I use this mindset when reading the news today. In today’s era of broadcast news where every segment features a panel of people giving their opinion, I believe it’s important to at least hear the other side out. The Hunter Biden stories turned out to have some credence. Once thought of as a conspiracy theory, the U.S. Energy Department concluded that COVID-19 likely originated from a Wuhan lab leak. So while the media may be right more often than not, does that mean we can’t have a discussion and ask each other questions?

It is as intellectually lazy to believe everything you see as it is to deny everything you see. Why should someone automatically know that the earth isn’t flat, yet I tell them in the next breath that the entire universe was once the size of a marble? Both of those statements sound equally preposterous, except one has real, scientific evidence to back it and the other does not. So when you want to inquire about something, you start to ask questions. You probe deeper than the layer of information that comes to you. Not just believe everything or reject everything outright. 

In an education system that actively discourages asking “why?” in favor of “memorize this for the quiz on Friday,” we are actively training kids to either accept everything as is or reject everything, not to ask questions and be curious. How can we preach teaching the next generation media literacy when the education system programs them to accept the material as is and not probe any deeper? 

Today, disinformation is purposefully spread to cause mayhem. It is becoming increasingly difficult to have the mindset I have. You see so much misleading news coverage that you can’t help but suspect just about everything is false.

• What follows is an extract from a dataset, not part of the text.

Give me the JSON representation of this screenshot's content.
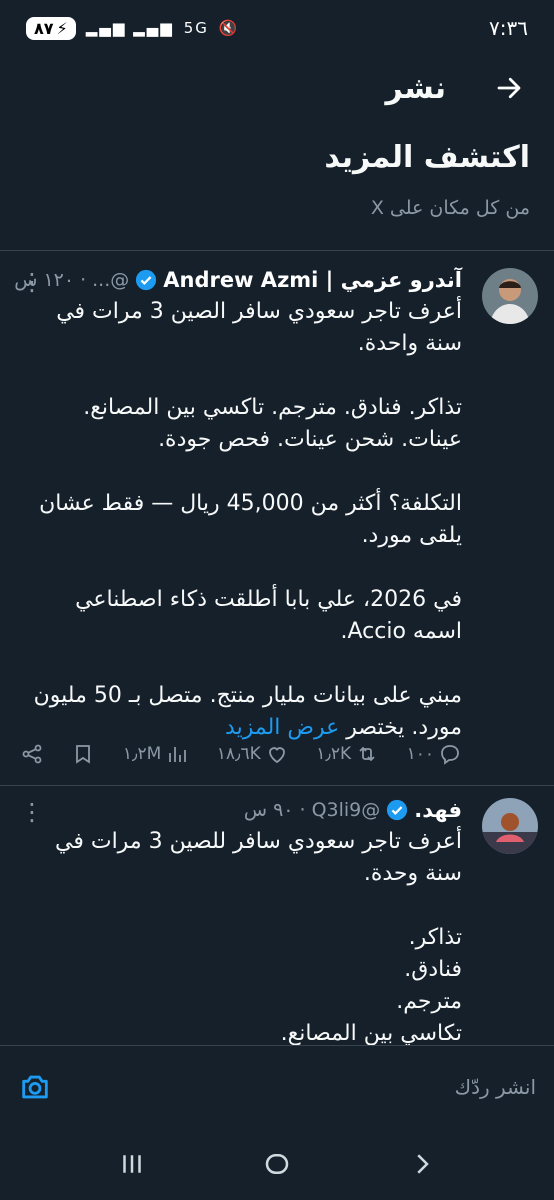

But now more than ever, it is important to stay objective and at least let the other side present evidence. Throughout human history, the truth has always come to light, and that will not change now.

Ivan Espinoza is a junior majoring in digital journalism. Ivan is interested in a career in sports journalism with an end goal of becoming a basketball analyst.